The sight of a number of chilled out peacocks and their lady friends, in their dazzling shades of turquoise and iridescent blue, is something you might expect in a zoo or perhaps sub-continent India, but surely not in the streets of downtown Narrabundah, one of Canberra’s inner-most suburbs. But there they are, as they’ve been for decades, just strutting around as if they own the place. And now, after years of consideration and a bit of a community stoush, it looks like they’re here to stay.
No one is exactly sure how the birds got there. There’s a reported story from the locals that a peacock, variously called Andrew or Harry, turned up at a house in 1992— and just stayed, venturing from the backyard to the front. Gradually others moved in to keep him company and they seemed to get on well, because their numbers have slowly grown to their current count of around 30.
There are also reports from other locals that the peafowl have been around in smaller numbers long before then, since the 1970s and 1980s. One theory is that they were released from a small zoo on Mugga Lane in Symonston that closed in the early 90s. Another is that a former diplomatic resident in the area kept them at his house for several years and released them when he went back home. Take your pick. There’s also a smaller muster (that’s the collective noun, although pride or ostentation is also used) of them at Pialligo, where they’ve similarly been hanging around for some time.
I’ve lived in or close to the area for nearly 30 years, so the occasional sighting of a peafowl while on a walk has become quite normal, though still delightful. Our dogs over the years have been most intrigued, but well behaved from a distance. Last week in the middle of a heatwave, six peafowl unexpectedly turned up in my driveway, the first time I’ve ever seen them stray this far from their usual haunts, and wandered happily around for an hour or two before they headed off home in a pack, or a pride.
Although they surprise visitors to the neighbourhood, they’re very well known locally and drivers are well-trained to look out for them. Most of the locals with whom they share streets are very fond of them, or at least largely unfazed. Although they do rummage in gardens, many residents delight in their company and often leave out seed and water. In return, they get to watch the beautiful birds and their fine colours, and sometimes their exuberant feather displays and shimmering dances as the boys try to attract the girls. And around Christmas, they get to see the families and watch cute parades of little chicks tottering around close to their mums.

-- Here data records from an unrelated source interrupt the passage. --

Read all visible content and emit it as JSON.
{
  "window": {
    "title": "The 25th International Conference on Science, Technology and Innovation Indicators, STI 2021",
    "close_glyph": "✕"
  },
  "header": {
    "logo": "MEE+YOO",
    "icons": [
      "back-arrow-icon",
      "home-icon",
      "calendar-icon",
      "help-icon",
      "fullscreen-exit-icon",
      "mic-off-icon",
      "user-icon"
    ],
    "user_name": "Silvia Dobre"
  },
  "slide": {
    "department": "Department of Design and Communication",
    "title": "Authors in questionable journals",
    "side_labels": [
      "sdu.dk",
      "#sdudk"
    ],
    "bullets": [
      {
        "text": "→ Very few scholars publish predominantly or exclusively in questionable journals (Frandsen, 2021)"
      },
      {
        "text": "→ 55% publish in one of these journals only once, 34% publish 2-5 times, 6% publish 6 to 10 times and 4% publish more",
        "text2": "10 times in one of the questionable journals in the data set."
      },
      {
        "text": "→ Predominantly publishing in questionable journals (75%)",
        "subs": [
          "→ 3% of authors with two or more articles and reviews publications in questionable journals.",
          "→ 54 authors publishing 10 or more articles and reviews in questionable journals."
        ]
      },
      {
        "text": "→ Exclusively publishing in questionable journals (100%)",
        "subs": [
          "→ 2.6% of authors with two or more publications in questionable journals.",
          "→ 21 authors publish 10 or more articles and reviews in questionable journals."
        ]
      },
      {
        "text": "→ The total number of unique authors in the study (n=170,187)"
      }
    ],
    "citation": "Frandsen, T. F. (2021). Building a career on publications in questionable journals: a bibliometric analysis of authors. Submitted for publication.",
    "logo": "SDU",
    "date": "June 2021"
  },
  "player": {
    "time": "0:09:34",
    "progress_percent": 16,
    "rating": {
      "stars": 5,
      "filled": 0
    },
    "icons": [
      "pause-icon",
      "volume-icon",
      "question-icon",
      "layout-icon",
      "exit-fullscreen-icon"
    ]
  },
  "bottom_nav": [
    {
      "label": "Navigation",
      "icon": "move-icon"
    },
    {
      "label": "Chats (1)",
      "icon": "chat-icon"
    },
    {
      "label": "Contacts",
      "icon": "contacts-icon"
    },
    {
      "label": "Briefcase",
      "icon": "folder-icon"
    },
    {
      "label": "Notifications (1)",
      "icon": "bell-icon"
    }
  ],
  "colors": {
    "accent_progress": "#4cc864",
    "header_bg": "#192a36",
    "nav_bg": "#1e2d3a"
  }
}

Not all the residents love them, of course, citing their droppings, loud mating calls and the damage they can cause to gardens as the reasons for their complaints. The ACT Government has taken the complaints seriously and a couple of times over the years has attempted to capture some with the intention of re-homing. Only problem was they couldn’t find suitable homes, so they were returned back to where they came from.
In April 2018, the government again put out notice of its plan to capture, cull and re-home the birds and called for submissions from the public. A Save the Narrabundah Peafowl movement was formed by a group of supporters dedicated to protecting their feathered friends, and the community spoke quite loudly, holding meetings and advocating online. While some in the community voiced objections, the responses to the consultation were overwhelmingly in favour of retaining the birds, who have become part of the fabric of the neighbourhood.
So in June 2018 the cull was cancelled. Power to the people! Now there’s an agreed approach to managing the peafowl into the future so hopefully they’ll stick around for quite a while longer.
Now safe in their suburban home, at dusk when the light dims the peafowl appear on the streets and in their favourite ‘safe’ gardens where they know they’re likely to be fed. A number will jump on the rooftops to watch the sun go down. It’s rather a lovely sight.
Personally, I love this little ostentation of peafowl (just giving each of the collective nouns a go) and I’ve popped in a couple of times of late to try and capture some photos. It was harder than I’d imagined. They’re not stressed by people, but they’re constantly on the move and they don’t like you to get too close. I managed to see a couple of clutches of chicks, but on the day I took the grandkids for a little peek, we could only spot one. Sadly, I’ve read that our heatwave over the last week or so has been too much for a few of them to cope with and some haven’t made it.
It’s nice to know whenever I venture that far on my walking outings, I may run into some. I’m always thrilled when I do.
I don’t think I’ll ever be able to get over their colours. Surely they are one of nature’s most splendid creatures.
Do you have any usual inhabitants in your area?